NFL: Cincinnati Bengals at Buffalo Bills Rich Barnes-USA TODAY Sports

It’s hard to pinpoint just what the takeaways should be from the Bengals’ recent loss to the Bills. Cincinnati came oh-so-close to grabbing Zac Taylor’s first regular-season win, but familiar mistakes keep holding this team back.

There were positives in yet another loss, but the maddening errors continued as Cincinnati fell to 0-3. Here are the best and worst from the Bengals’ 21-17 loss to the Bills.

The good

Tyler Boyd and Auden Tate: Cincinnati’s offense had to deal with another A.J. Green-less week, but other weapons continue to step up in his absence. Boyd continued to show why the Bengals invested in him for the long-term, as he reeled in six catches for 67 yards.

Tate also had a nice day, as he led the team with 88 yards on six catches of his own. He was a primary target on the final drive, grabbing two passes for 22 yards.

A bounce-back week for Randy Bullock: The veteran kicker has been a goat because of a critical miss in each of the team’s first two games. He fared well this week in both a loud and windy environment, giving the team five of their 17 points (two extra points and a field goal).

Joe Mixon: The third-year running back talked about he needed to play better in the week leading up to this Bills game and he backed up his chatter. Mixon churned out 61 tough yards on 15 carries for a 4.1-yard average. He also had two catches—one was a 33-yard scamper on a screen pass and the other was a touchdown reception at the goal line.

Climbing back into the game late: It could be argued that the first two and a half quarters of this game contained some of the most frustrating Bengals film in recent memory. Between the questionable officiating and Josh Allen continuing to channel his inner Houdini on the Bengals’ defense (more on those facets later), the first 35-40 game minutes were borderline miserable to witness.

However, through their own mistakes and the ones by the guys in zebra stripes, Cincinnati fought back into the contest and pulled out a near-win. In a first month where positives have been hard to come by, seeing the team continue to fight is a good sign, in terms of their feelings towards Zac Taylor and Co.

Darius Phillips: The second-year defensive back is getting more opportunities with the new coaching staff and he’s making the most of them. He had what should have been a 92-yard kickoff return for a touchdown, had an iffy holding call not been made on Tate.
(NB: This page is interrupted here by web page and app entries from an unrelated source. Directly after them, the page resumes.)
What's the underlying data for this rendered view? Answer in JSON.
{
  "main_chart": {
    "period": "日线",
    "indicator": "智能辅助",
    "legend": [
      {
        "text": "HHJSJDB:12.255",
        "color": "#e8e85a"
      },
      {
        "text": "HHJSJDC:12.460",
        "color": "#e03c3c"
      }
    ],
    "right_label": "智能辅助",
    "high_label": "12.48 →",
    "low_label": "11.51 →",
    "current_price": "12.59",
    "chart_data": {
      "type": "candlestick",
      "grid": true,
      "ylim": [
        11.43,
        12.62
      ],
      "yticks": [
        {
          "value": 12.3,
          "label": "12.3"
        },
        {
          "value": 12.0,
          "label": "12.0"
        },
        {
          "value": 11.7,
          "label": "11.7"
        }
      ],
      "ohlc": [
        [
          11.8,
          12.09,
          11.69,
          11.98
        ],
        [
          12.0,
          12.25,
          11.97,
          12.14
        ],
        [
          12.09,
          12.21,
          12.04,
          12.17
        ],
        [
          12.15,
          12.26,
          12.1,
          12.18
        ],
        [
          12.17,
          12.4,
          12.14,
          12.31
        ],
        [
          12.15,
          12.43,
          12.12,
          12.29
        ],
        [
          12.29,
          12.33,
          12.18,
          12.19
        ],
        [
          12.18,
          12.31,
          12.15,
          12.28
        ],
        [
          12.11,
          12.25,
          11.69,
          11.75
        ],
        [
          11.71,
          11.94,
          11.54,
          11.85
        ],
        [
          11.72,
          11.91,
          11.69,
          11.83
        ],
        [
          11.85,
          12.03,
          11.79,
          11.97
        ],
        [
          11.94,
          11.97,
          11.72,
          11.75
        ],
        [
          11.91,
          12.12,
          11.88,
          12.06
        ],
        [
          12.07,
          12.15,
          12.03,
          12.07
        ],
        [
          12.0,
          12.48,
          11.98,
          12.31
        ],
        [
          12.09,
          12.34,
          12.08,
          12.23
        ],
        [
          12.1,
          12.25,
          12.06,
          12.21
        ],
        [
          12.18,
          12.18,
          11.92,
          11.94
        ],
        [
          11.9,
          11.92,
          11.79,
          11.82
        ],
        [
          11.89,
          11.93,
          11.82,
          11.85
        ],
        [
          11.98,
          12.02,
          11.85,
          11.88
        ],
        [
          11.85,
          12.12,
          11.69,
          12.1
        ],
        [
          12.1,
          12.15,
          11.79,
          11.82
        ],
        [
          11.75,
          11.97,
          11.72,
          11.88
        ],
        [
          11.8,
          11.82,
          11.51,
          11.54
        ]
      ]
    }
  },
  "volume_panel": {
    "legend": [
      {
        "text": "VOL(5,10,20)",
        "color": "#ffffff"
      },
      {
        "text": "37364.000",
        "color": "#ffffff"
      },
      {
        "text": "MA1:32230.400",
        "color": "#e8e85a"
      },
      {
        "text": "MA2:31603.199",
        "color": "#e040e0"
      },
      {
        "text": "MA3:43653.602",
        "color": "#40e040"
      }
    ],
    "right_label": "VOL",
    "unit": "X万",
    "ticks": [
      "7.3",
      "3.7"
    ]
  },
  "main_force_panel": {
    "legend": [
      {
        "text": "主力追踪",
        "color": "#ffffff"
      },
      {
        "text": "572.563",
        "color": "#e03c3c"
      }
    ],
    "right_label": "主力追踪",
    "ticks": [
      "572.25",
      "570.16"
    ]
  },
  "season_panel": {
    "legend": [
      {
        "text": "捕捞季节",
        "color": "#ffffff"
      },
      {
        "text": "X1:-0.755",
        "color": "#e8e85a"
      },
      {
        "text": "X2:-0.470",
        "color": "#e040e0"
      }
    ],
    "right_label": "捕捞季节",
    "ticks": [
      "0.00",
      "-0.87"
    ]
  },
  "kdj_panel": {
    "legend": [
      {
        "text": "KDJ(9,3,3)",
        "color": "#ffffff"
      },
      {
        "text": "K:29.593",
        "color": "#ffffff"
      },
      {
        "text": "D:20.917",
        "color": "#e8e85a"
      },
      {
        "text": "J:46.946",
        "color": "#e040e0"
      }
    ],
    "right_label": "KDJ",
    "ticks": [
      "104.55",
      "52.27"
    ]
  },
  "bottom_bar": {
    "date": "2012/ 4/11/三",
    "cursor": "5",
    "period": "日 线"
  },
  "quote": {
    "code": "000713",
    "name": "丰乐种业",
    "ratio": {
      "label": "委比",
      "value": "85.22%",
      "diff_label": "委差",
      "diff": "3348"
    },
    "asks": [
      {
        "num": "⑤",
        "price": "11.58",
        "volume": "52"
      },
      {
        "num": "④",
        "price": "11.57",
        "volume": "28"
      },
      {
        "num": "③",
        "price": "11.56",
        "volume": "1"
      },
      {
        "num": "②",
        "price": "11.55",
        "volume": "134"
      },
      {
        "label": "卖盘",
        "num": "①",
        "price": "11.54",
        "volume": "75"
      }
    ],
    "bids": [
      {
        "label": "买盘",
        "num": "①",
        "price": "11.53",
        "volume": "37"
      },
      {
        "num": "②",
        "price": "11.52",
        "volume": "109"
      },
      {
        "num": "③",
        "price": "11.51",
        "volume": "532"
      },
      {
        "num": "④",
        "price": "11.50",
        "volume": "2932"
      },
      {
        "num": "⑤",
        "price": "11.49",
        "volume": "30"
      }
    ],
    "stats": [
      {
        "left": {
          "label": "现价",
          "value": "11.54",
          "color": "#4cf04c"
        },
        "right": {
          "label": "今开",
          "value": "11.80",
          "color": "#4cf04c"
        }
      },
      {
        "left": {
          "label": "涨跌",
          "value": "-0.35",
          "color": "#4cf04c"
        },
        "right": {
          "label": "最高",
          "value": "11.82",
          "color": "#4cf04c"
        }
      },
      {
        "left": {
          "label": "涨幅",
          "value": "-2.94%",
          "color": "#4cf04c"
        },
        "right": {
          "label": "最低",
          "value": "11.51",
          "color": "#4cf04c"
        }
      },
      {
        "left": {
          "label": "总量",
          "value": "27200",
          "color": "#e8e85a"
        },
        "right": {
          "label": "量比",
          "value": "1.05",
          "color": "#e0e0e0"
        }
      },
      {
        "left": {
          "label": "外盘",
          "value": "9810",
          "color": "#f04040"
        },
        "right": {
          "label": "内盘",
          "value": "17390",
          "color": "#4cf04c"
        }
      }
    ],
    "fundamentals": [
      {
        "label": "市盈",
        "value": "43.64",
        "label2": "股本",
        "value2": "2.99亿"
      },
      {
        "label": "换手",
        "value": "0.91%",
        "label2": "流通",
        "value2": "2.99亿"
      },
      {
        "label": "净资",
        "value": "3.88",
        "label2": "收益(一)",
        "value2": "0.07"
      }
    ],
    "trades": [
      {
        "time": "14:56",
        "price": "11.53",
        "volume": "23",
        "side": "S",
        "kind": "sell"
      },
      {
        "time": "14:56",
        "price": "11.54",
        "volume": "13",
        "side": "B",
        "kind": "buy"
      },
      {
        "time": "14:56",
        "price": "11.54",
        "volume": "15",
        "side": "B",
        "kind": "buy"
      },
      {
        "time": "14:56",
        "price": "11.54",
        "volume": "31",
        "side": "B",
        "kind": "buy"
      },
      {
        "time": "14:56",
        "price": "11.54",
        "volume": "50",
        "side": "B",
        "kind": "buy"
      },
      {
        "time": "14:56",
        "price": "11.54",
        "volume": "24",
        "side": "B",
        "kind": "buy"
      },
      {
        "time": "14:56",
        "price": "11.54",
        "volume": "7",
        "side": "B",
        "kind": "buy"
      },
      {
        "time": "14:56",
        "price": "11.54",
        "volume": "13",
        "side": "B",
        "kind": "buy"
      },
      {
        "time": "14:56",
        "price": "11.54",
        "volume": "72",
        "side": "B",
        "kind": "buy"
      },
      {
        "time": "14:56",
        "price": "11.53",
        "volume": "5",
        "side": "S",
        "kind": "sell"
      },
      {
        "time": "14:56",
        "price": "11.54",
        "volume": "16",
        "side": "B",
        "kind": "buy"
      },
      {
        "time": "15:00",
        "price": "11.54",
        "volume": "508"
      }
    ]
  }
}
Phillips also had a big interception in the third quarter to kickstart the Bengals’ rally.

The bad

John Ross and Damion Willis: At one point early in the game, Ross’s first two targets resulted in a drop and a lost fumble. He also missed on a big play down the sideline, where one could pit the blame on a missed throw by Andy Dalton and/or the effort level of Ross. After having a great first two weeks, Ross had just two catches for 22 yards on six targets.

Willis also did a disappearing act and was benched later in the game in favor of Tate. The preseason golden boy hasn’t had an impact in the regular season as he tries to fill the immense shoes left by Green.
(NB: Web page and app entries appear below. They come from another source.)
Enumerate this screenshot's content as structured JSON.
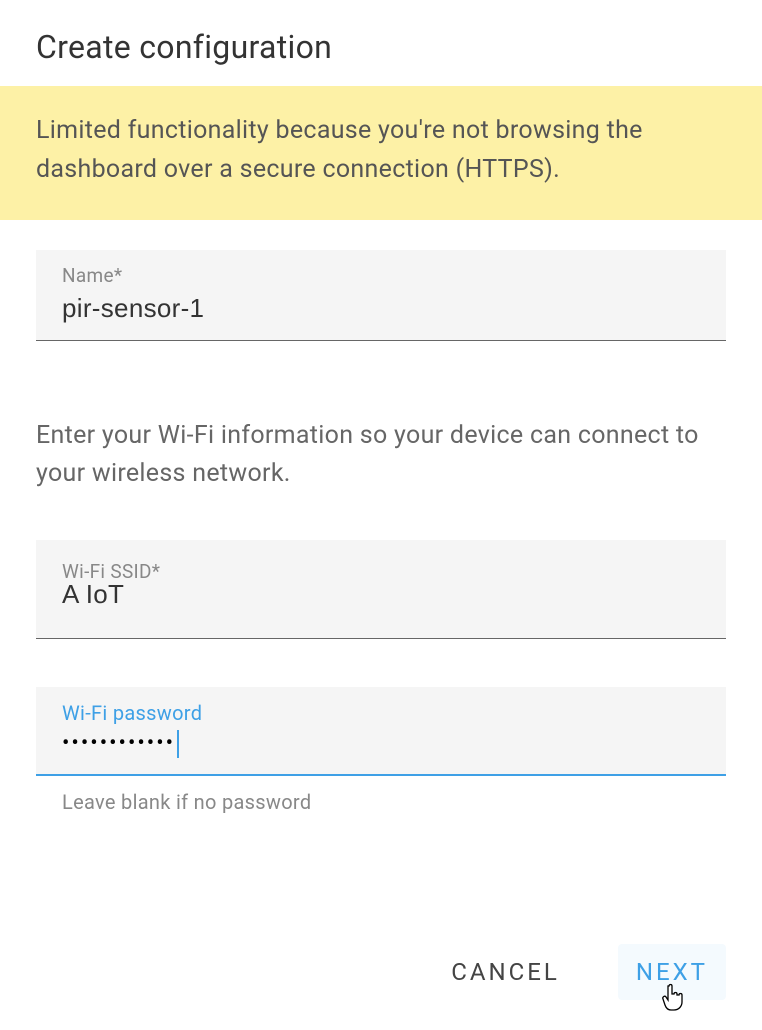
{
  "dialog": {
    "title": "Create configuration",
    "warning": "Limited functionality because you're not browsing the dashboard over a secure connection (HTTPS)."
  },
  "fields": {
    "name": {
      "label": "Name*",
      "value": "pir-sensor-1"
    },
    "wifi_intro": "Enter your Wi-Fi information so your device can connect to your wireless network.",
    "ssid": {
      "label": "Wi-Fi SSID*",
      "value": "A IoT"
    },
    "password": {
      "label": "Wi-Fi password",
      "value": "••••••••••••",
      "helper": "Leave blank if no password"
    }
  },
  "actions": {
    "cancel": "CANCEL",
    "next": "NEXT"
  },
  "colors": {
    "accent": "#3ea0e6",
    "warning_bg": "#fdf1a6"
  }
}
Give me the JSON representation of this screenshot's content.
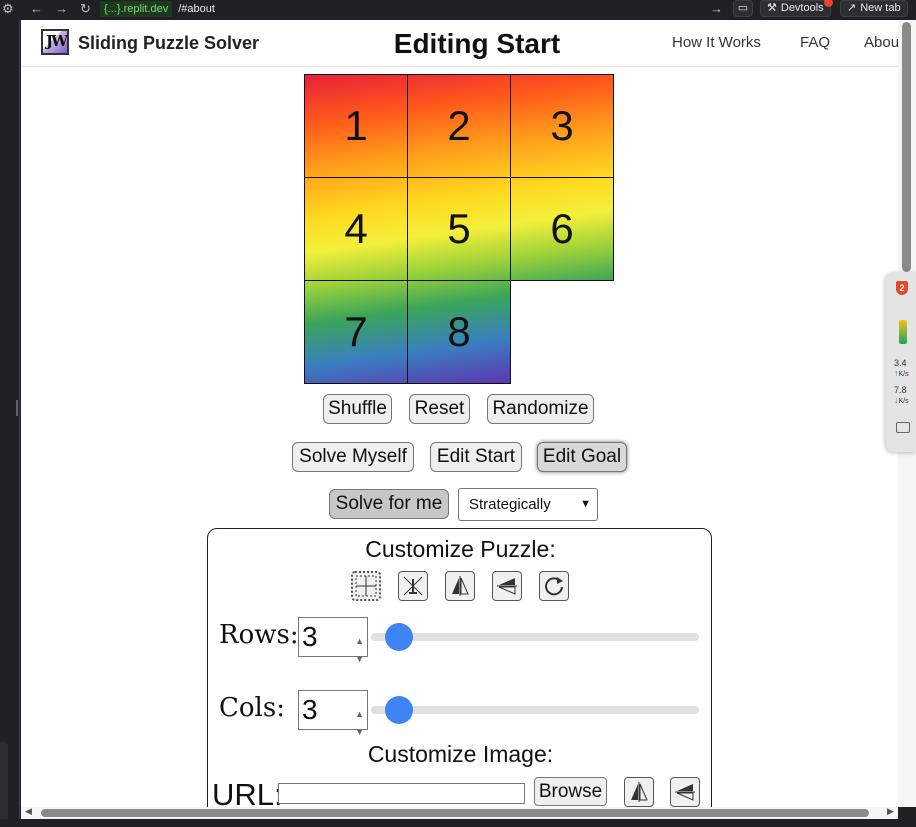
{
  "browser": {
    "url_host": "{...}.replit.dev",
    "url_path": "/#about",
    "devtools_label": "Devtools",
    "new_tab_label": "New tab"
  },
  "header": {
    "brand": "Sliding Puzzle Solver",
    "page_title": "Editing Start",
    "nav": [
      "How It Works",
      "FAQ",
      "About"
    ]
  },
  "puzzle": {
    "rows": 3,
    "cols": 3,
    "tiles": [
      "1",
      "2",
      "3",
      "4",
      "5",
      "6",
      "7",
      "8",
      ""
    ]
  },
  "controls": {
    "shuffle": "Shuffle",
    "reset": "Reset",
    "randomize": "Randomize",
    "solve_myself": "Solve Myself",
    "edit_start": "Edit Start",
    "edit_goal": "Edit Goal",
    "solve_for_me": "Solve for me",
    "strategy_selected": "Strategically"
  },
  "customize": {
    "puzzle_title": "Customize Puzzle:",
    "rows_label": "Rows:",
    "rows_value": "3",
    "cols_label": "Cols:",
    "cols_value": "3",
    "image_title": "Customize Image:",
    "url_label": "URL:",
    "url_value": "",
    "browse": "Browse"
  },
  "extension": {
    "shield_count": "2",
    "upload_speed": "3.4",
    "download_speed": "7.8",
    "speed_unit": "K/s"
  },
  "colors": {
    "slider_accent": "#3f84f4",
    "host_green": "#7bd67b"
  }
}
The secondary: What a regression by this unit. Dre Kirkpatrick was victimized often and when he actually did have a pass break-up, it was on a floated pass where he wasn’t even looking at the ball.
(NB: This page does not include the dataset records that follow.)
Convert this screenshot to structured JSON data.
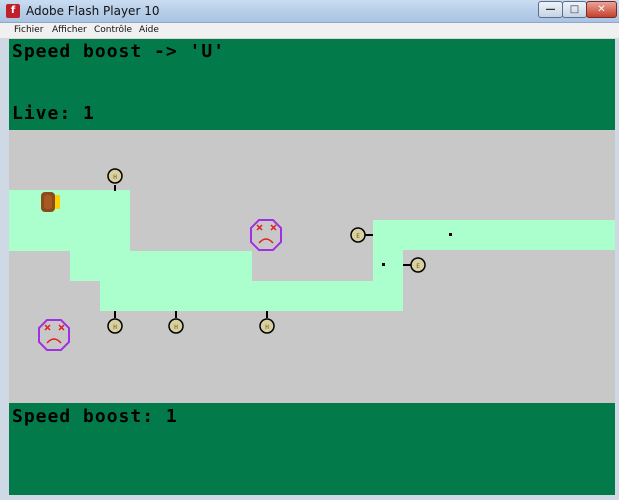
{
  "window": {
    "title": "Adobe Flash Player 10",
    "app_icon_glyph": "f",
    "minimize_glyph": "—",
    "maximize_glyph": "□",
    "close_glyph": "✕"
  },
  "menu": [
    "Fichier",
    "Afficher",
    "Contrôle",
    "Aide"
  ],
  "hud": {
    "hint": "Speed boost -> 'U'",
    "lives_label": "Live:",
    "lives_value": "1",
    "speed_boost_label": "Speed boost:",
    "speed_boost_value": "1"
  },
  "colors": {
    "hud_green": "#037a4a",
    "arena_gray": "#c8c8c8",
    "path_mint": "#aaffcc",
    "enemy_outline": "#a030e0",
    "enemy_mark": "#e02020",
    "player": "#8b4a1c",
    "player_flame": "#ffd000"
  },
  "sprites": {
    "player": "orange-brown player ship",
    "enemies": [
      "sad-face-enemy-icon",
      "sad-face-enemy-icon"
    ],
    "turrets": [
      "turret-icon",
      "turret-icon",
      "turret-icon",
      "turret-icon",
      "turret-icon",
      "turret-icon"
    ],
    "pickups": [
      "dot-pickup",
      "dot-pickup"
    ]
  }
}
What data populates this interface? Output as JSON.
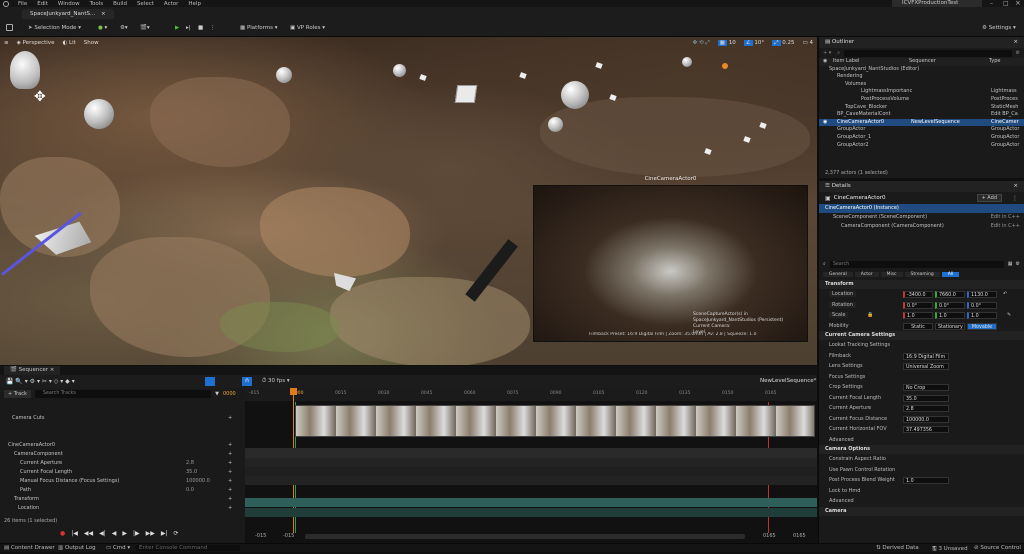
{
  "app": {
    "menu": [
      "File",
      "Edit",
      "Window",
      "Tools",
      "Build",
      "Select",
      "Actor",
      "Help"
    ],
    "project_name": "ICVFXProductionTest",
    "level_tab": "SpaceJunkyard_NantS...",
    "accent": "#1f6fce"
  },
  "toolbar": {
    "mode": "Selection Mode",
    "platforms": "Platforms",
    "vp_roles": "VP Roles",
    "settings": "Settings"
  },
  "viewport": {
    "perspective": "Perspective",
    "lit": "Lit",
    "show": "Show",
    "snap_values": [
      "10",
      "10°",
      "0.25",
      "4"
    ],
    "pip_title": "CineCameraActor0",
    "overlay_lines": [
      "SceneCaptureActor(s) in",
      "SpaceJunkyard_NantStudios (Persistent)",
      "Current Camera:",
      "Level"
    ],
    "filmback_text": "Filmback Preset: 16:9 Digital Film | Zoom: 35.0mm | Av: 2.8 | Squeeze: 1.0"
  },
  "outliner": {
    "title": "Outliner",
    "columns": [
      "Item Label",
      "Sequencer",
      "Type"
    ],
    "rows": [
      {
        "label": "SpaceJunkyard_NantStudios (Editor)",
        "seq": "",
        "type": ""
      },
      {
        "label": "Rendering",
        "seq": "",
        "type": ""
      },
      {
        "label": "Volumes",
        "seq": "",
        "type": ""
      },
      {
        "label": "LightmassImportanc",
        "seq": "",
        "type": "Lightmass"
      },
      {
        "label": "PostProcessVolume",
        "seq": "",
        "type": "PostProces"
      },
      {
        "label": "TopCave_Blocker",
        "seq": "",
        "type": "StaticMesh"
      },
      {
        "label": "BP_CaveMaterialCont",
        "seq": "",
        "type": "Edit BP_Ca"
      },
      {
        "label": "CineCameraActor0",
        "seq": "NewLevelSequence",
        "type": "CineCamer"
      },
      {
        "label": "GroupActor",
        "seq": "",
        "type": "GroupActor"
      },
      {
        "label": "GroupActor_1",
        "seq": "",
        "type": "GroupActor"
      },
      {
        "label": "GroupActor2",
        "seq": "",
        "type": "GroupActor"
      }
    ],
    "footer": "2,377 actors (1 selected)"
  },
  "details": {
    "title": "Details",
    "actor": "CineCameraActor0",
    "add": "+ Add",
    "instance": "CineCameraActor0 (Instance)",
    "components": [
      {
        "label": "SceneComponent (SceneComponent)",
        "link": "Edit in C++"
      },
      {
        "label": "CameraComponent (CameraComponent)",
        "link": "Edit in C++"
      }
    ],
    "search_placeholder": "Search",
    "filter_tabs": [
      "General",
      "Actor",
      "Misc",
      "Streaming",
      "All"
    ],
    "transform_label": "Transform",
    "location": {
      "label": "Location",
      "x": "-3400.0",
      "y": "7660.0",
      "z": "1130.0"
    },
    "rotation": {
      "label": "Rotation",
      "x": "0.0°",
      "y": "0.0°",
      "z": "0.0°"
    },
    "scale": {
      "label": "Scale",
      "x": "1.0",
      "y": "1.0",
      "z": "1.0"
    },
    "mobility": {
      "label": "Mobility",
      "opts": [
        "Static",
        "Stationary",
        "Movable"
      ]
    },
    "cam_settings_label": "Current Camera Settings",
    "props": [
      {
        "label": "Lookat Tracking Settings",
        "value": ""
      },
      {
        "label": "Filmback",
        "value": "16:9 Digital Film"
      },
      {
        "label": "Lens Settings",
        "value": "Universal Zoom"
      },
      {
        "label": "Focus Settings",
        "value": ""
      },
      {
        "label": "Crop Settings",
        "value": "No Crop"
      },
      {
        "label": "Current Focal Length",
        "value": "35.0"
      },
      {
        "label": "Current Aperture",
        "value": "2.8"
      },
      {
        "label": "Current Focus Distance",
        "value": "100000.0"
      },
      {
        "label": "Current Horizontal FOV",
        "value": "37.497356"
      },
      {
        "label": "Advanced",
        "value": ""
      }
    ],
    "camera_options_label": "Camera Options",
    "camera_options": [
      {
        "label": "Constrain Aspect Ratio",
        "value": ""
      },
      {
        "label": "Use Pawn Control Rotation",
        "value": ""
      },
      {
        "label": "Post Process Blend Weight",
        "value": "1.0"
      },
      {
        "label": "Lock to Hmd",
        "value": ""
      },
      {
        "label": "Advanced",
        "value": ""
      }
    ],
    "camera_section": "Camera"
  },
  "sequencer": {
    "tab": "Sequencer",
    "fps": "30 fps",
    "sequence_name": "NewLevelSequence*",
    "add_track": "+ Track",
    "search_placeholder": "Search Tracks",
    "frame": "0000",
    "tracks": [
      {
        "label": "Camera Cuts",
        "value": ""
      },
      {
        "label": "CineCameraActor0",
        "value": ""
      },
      {
        "label": "CameraComponent",
        "value": ""
      },
      {
        "label": "Current Aperture",
        "value": "2.8"
      },
      {
        "label": "Current Focal Length",
        "value": "35.0"
      },
      {
        "label": "Manual Focus Distance (Focus Settings)",
        "value": "100000.0"
      },
      {
        "label": "Path",
        "value": "0.0"
      },
      {
        "label": "Transform",
        "value": ""
      },
      {
        "label": "Location",
        "value": ""
      }
    ],
    "footer": "26 items (1 selected)",
    "ruler": [
      "-015",
      "0000",
      "0015",
      "0030",
      "0045",
      "0060",
      "0075",
      "0090",
      "0105",
      "0120",
      "0135",
      "0150",
      "0165"
    ],
    "start": "-015",
    "start2": "-015",
    "end": "0165",
    "end2": "0165"
  },
  "statusbar": {
    "content_drawer": "Content Drawer",
    "output_log": "Output Log",
    "cmd": "Cmd",
    "console_placeholder": "Enter Console Command",
    "derived_data": "Derived Data",
    "unsaved": "3 Unsaved",
    "source_control": "Source Control"
  }
}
The respective falls from grace by Jessie Bates III and Shawn Williams has this defense reeling, though. Both guys let passing plays be completed with ease in front of them, while both were infamously abused by Dawson Knox on one of the pivotal plays of the game on a 49-yard reception.

Andy Dalton: We should preface this by talking about how the veteran quarterback didn’t have heaps of help on Sunday. The offensive line was up-and-down, the running game didn’t get going until the second half and did we mention that A.J. Green was missing?

Even so, Dalton was inaccurate all afternoon. Be it because of the wind and/or his distrust in the line, receivers had to frequently stop in their routes to make a catch. He threw two more interceptions on Sunday, giving him four in the first three games.

The first half play-calling: We understand that Jonah Williams and Cordy Glenn are out of the lineup, but the creativity we witnessed in Week 1 was not re-created in the subsequent two weeks. The Bills defense is tough, but Cincinnati looked completely inept for the first two and a half quarters.

Ross’s miscues hurt, while Andre Smith had another rough outing at left tackle, but Taylor still didn’t dial up anything that could have provided a much-needed spark.

The ugly

Tackling and inability to finish quarterback sacks: The missed tackles on Sunday were utterly maddening. This time it wasn’t so much on the running backs and receivers, but rather on the quarterback.

On a handful of occasions, Cincinnati’s talented linemen missed on bringing down Allen for what should have been big plays by the defense. We know that Allen is big, athletic and strong, but he looked Roethlisberger-esque in his ability to escape pressure by Cincinnati.

The officiating: Good Lord. The aforementioned holding call on Tate aside, this crew seemingly did everything in its power to keep the Bengals down on Sunday. The Allen fumble play was a disaster from the original ruling to the challenged one, while other no-calls were maddening enough to have Taylor talk about them in a passionate postgame address to the team.

The lack of “the clutch gene”: Part of what marked the Marvin Lewis era was the team’s inability to win big games in big situations. With his exit, the hope is that this would change because of a renewed energy brought in by Taylor.

This team is five points away from being 2-1 and in good shape within the division. However, mental mistakes, spotty play-calling and players not stepping up in key moments has this team at 0-3.

This week, the defense actually kept the Bengals in the game for roughly 55 game minutes, only to let up a critical go-ahead touchdown with two minutes left in the game. Cincinnati’s offense topped them by marching down to the Bills’ 28-yard line for a potential game-winning touchdown, only to have it end on a poorly-thrown Dalton interception. Someone needs to step up in these moments, otherwise this team will be stuck in its losing ways.